Rob's alarm went off at 5:00am in the truck. I got up to shut it off, and then laid back down. We got up together at about 6:00, and began packing up our gear. We woke up the Sweeneys, because we believed they had said they wanted to drive with us, and we were close to a point where we were ready to go. Bob said he wanted to leave no later than 7:30 because he had a hard deadline to meet. At about 7:45, we left the Sweeneys behind per their request, because they weren't quite ready to go.
We hit the first Timmy Ho-Hos we came to for breakfast sandwiches and coffees. Then we powered on to the US border, arriving at about 10:40am. As we were sitting in traffic at the border, we saw a familiar rooftop cargo box. I called out on CB that the Sweeneys were 6 cars ahead of us. A few minutes later, Shaun came on to say hi, and make fun of our obviously slower route. Pointing out that they had left after us and arrived before us. After one last bout of chatter while we waited, we made it through the border at 11:15. Everyone split up at this point to go at their own speeds, to their various destinations. We stuck with Andrew in his LJ all the way to Concord, NH, making just 2 brief stops, before we parted ways and made our way home alone. We arrived in Ipswich at 3:30pm to do one final unpacking of our gear to dry it out, and one final packing to put it all away.
"It's a dangerous business, Frodo, going out your door. You step onto the road, and if you don't keep your feet, there's no knowing where you might be swept off to."

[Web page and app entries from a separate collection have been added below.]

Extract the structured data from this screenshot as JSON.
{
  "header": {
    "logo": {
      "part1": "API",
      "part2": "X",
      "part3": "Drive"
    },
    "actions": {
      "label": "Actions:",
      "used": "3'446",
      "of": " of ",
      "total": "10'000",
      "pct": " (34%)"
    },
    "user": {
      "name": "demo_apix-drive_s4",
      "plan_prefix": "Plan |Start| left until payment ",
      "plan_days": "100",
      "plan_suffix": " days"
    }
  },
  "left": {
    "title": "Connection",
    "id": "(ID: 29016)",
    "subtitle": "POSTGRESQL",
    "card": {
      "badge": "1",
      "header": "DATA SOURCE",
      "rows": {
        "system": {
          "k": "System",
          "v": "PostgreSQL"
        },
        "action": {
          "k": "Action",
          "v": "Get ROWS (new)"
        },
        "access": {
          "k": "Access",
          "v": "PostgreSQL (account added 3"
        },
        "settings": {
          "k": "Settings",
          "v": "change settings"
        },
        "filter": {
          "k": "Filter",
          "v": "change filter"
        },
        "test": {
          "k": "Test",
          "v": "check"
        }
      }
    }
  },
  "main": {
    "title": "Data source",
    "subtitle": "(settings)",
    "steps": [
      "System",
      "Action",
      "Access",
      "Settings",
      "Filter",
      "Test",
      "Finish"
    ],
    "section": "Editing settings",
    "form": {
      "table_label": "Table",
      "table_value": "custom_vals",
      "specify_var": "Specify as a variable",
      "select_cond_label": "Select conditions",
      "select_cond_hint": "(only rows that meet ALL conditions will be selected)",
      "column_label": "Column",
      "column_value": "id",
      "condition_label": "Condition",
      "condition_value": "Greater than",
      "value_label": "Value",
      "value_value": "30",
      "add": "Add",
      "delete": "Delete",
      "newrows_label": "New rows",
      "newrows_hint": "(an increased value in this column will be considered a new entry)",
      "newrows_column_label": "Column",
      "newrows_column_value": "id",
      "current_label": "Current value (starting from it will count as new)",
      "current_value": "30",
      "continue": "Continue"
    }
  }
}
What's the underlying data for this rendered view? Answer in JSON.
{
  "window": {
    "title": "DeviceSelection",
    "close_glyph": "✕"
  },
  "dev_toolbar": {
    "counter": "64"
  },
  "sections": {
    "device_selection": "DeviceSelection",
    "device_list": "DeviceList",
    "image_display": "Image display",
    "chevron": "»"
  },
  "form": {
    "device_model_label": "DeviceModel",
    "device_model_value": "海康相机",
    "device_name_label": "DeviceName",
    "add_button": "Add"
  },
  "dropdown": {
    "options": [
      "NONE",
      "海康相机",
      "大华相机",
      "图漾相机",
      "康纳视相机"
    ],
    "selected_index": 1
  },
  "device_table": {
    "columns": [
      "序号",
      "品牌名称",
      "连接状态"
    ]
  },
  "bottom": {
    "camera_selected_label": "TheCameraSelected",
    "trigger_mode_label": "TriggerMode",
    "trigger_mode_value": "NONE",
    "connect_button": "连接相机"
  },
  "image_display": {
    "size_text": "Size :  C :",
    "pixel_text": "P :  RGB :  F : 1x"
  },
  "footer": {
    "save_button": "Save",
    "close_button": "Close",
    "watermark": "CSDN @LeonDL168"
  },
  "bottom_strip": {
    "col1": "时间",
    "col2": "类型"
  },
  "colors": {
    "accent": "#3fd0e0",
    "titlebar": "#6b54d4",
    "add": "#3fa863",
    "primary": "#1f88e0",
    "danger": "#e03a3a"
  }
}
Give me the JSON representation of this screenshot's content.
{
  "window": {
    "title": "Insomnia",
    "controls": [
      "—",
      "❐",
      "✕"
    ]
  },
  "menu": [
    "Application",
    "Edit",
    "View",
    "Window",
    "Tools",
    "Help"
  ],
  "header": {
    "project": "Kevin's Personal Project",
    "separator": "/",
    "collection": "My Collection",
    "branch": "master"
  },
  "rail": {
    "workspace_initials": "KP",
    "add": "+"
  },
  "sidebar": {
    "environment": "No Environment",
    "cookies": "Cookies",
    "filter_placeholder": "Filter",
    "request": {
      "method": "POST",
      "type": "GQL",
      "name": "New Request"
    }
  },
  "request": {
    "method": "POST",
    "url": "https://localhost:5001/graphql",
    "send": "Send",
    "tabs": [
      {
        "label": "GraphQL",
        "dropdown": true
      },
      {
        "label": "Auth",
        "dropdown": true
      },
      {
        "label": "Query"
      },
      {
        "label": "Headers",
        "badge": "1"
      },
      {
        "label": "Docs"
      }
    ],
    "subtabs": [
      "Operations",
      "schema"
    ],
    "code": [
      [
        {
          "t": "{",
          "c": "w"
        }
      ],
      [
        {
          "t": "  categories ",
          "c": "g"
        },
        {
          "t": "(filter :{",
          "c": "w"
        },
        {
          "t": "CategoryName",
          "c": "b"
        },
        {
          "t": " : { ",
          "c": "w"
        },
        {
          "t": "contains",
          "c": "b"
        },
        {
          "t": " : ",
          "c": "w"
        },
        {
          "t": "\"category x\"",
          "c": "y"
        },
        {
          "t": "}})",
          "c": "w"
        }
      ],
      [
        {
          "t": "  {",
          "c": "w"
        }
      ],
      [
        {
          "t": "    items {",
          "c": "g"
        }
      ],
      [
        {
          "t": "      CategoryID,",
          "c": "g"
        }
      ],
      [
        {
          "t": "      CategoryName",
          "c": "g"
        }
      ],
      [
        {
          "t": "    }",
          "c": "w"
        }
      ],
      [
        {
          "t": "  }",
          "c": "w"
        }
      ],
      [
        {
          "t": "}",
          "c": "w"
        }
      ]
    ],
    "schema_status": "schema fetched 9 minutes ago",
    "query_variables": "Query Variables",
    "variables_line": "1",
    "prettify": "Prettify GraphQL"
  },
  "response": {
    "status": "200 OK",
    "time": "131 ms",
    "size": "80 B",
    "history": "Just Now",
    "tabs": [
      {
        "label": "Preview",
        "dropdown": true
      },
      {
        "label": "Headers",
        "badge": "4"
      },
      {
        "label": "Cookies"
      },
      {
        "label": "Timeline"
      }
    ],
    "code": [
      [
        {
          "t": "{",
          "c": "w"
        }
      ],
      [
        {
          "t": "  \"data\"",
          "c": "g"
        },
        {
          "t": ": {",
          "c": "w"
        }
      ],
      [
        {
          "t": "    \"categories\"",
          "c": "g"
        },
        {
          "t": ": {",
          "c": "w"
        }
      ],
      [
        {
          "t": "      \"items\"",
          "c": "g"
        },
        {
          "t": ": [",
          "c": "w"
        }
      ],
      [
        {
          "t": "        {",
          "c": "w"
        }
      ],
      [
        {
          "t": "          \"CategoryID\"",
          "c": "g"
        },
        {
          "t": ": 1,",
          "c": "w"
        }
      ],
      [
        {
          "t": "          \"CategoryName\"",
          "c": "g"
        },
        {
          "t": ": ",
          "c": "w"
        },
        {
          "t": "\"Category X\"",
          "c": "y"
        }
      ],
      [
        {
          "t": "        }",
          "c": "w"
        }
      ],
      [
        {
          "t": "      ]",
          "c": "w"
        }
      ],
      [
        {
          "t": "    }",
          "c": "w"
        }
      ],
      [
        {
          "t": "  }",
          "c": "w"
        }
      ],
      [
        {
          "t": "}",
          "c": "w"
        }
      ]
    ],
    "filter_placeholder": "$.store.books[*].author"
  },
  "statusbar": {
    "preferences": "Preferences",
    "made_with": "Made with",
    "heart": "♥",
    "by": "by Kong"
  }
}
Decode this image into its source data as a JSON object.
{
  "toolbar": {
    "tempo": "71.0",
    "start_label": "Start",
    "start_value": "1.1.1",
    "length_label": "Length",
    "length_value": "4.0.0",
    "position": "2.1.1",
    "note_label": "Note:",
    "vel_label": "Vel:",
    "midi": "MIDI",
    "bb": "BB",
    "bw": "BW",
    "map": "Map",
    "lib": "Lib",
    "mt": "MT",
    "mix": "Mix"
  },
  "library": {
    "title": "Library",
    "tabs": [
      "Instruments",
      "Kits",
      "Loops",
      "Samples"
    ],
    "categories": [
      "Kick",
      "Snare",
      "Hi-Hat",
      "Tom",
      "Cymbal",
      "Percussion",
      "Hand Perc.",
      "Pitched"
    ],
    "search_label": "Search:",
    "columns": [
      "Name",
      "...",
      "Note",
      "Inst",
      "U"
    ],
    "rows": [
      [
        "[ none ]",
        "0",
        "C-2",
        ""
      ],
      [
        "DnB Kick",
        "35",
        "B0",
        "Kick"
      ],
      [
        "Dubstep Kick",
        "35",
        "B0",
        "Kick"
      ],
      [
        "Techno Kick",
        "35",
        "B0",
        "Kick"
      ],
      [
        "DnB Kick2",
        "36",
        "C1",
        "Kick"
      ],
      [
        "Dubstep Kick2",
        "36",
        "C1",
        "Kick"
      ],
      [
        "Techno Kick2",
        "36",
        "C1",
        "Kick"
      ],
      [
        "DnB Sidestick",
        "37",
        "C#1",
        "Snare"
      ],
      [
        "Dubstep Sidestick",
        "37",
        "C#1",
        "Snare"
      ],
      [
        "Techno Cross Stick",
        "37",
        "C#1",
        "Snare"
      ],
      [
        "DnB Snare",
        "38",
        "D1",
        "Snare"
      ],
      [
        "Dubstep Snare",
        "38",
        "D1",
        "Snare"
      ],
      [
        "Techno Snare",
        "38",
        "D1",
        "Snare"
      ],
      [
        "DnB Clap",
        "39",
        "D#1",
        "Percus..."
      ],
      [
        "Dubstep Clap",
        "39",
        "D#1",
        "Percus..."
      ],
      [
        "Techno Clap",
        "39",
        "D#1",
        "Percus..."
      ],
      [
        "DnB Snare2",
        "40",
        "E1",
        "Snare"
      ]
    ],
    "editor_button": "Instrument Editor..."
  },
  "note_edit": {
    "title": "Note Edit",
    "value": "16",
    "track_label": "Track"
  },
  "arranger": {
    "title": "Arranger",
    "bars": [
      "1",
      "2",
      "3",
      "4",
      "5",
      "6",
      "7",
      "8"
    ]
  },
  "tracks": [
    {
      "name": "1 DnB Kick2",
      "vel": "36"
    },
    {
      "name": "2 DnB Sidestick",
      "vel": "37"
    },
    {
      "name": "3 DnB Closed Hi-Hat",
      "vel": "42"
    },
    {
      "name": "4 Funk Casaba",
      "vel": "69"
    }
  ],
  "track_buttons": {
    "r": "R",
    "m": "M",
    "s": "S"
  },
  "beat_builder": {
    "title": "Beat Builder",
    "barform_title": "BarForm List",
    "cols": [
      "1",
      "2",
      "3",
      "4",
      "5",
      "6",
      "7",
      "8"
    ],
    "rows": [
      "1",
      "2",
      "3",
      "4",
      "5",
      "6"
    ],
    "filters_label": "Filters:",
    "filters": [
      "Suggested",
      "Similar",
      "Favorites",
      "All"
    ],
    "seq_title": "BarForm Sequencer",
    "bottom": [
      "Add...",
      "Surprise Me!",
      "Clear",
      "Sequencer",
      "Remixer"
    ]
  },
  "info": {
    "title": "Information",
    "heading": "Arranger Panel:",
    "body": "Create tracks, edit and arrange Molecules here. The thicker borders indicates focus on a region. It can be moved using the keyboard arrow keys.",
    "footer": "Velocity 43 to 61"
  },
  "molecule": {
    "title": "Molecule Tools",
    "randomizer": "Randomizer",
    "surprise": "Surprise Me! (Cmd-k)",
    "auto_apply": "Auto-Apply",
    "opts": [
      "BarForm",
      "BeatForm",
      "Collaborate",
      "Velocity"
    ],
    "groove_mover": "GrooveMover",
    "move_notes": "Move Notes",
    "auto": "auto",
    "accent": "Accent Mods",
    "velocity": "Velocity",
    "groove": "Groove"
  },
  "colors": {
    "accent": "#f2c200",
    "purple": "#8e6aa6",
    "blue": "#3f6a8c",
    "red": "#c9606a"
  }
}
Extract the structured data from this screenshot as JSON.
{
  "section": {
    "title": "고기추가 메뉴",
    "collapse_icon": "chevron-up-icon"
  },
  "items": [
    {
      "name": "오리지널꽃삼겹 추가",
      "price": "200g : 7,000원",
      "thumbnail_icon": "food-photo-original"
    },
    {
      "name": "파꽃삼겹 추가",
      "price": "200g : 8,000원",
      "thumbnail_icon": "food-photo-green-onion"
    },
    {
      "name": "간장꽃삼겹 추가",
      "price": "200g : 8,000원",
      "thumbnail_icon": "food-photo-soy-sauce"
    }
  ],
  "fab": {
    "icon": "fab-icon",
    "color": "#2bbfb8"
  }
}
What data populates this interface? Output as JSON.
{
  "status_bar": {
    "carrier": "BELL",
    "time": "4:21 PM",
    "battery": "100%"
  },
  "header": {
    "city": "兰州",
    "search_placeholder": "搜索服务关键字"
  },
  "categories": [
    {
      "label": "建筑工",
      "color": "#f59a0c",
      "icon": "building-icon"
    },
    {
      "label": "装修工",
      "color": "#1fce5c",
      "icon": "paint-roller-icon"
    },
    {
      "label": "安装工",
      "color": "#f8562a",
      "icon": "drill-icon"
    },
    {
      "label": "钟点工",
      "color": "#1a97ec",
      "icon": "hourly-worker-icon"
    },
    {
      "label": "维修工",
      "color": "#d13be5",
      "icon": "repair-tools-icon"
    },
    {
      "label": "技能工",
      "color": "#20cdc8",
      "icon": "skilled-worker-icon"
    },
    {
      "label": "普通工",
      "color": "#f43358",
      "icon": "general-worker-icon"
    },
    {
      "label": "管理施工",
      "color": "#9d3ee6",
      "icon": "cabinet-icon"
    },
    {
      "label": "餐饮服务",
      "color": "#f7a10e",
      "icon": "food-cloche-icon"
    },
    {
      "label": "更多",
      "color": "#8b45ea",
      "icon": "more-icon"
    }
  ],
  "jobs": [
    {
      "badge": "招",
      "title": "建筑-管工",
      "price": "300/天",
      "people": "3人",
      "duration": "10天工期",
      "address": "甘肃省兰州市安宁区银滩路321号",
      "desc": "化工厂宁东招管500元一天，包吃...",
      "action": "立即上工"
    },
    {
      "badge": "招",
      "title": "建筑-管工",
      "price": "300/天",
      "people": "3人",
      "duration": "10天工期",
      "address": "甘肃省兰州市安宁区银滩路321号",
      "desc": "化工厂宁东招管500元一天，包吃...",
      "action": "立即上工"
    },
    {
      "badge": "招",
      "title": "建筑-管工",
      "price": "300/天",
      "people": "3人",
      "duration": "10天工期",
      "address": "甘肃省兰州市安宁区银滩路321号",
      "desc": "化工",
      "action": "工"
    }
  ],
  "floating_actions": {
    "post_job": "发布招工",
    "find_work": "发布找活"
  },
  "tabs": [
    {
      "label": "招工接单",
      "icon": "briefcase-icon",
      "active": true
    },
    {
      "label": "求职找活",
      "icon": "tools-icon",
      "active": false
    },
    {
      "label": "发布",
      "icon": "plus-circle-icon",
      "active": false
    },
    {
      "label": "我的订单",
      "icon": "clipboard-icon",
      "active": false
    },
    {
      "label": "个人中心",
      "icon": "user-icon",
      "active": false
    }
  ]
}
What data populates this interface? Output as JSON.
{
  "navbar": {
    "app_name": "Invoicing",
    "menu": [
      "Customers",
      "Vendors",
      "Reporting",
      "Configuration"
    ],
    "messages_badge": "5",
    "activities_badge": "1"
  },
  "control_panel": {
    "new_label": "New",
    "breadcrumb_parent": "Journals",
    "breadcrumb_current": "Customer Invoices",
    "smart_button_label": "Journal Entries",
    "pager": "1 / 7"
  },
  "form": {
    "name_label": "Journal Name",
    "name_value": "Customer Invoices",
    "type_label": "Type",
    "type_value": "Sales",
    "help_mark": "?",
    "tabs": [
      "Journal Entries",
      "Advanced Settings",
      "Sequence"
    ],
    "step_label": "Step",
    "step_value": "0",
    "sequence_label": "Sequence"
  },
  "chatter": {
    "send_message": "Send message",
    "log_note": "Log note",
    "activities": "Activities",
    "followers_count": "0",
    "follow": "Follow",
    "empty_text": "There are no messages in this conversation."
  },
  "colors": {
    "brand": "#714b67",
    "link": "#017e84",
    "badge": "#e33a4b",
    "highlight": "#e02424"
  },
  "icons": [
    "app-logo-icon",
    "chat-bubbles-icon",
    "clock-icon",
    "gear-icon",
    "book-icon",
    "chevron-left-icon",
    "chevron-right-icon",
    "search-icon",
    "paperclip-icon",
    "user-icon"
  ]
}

- Bilbo Baggins
We're just an adventure-loving couple with a puppy looking to share our stories with the world.